▶ **Task brief**
From the records below, copy each line that has the word "Configurer" in it.
(Material for the task begins)
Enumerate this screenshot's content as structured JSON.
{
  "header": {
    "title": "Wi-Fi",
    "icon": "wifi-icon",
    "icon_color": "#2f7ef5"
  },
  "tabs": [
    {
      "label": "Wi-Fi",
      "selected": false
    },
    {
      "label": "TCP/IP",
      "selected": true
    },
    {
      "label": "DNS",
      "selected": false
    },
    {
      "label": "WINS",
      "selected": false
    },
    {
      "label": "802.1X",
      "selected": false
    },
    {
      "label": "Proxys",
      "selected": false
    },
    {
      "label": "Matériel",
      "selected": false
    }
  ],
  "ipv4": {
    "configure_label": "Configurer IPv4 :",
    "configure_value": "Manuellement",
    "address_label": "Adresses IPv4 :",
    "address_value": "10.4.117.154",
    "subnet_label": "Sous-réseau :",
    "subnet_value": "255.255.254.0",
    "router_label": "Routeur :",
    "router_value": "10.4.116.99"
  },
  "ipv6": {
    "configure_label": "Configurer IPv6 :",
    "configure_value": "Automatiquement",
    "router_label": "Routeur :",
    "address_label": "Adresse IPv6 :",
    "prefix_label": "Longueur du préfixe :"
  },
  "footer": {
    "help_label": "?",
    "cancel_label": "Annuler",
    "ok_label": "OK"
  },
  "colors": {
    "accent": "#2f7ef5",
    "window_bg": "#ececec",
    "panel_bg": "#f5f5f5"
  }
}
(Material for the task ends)
▶ **Result**
    "configure_label": "Configurer IPv4 :",
    "configure_label": "Configurer IPv6 :",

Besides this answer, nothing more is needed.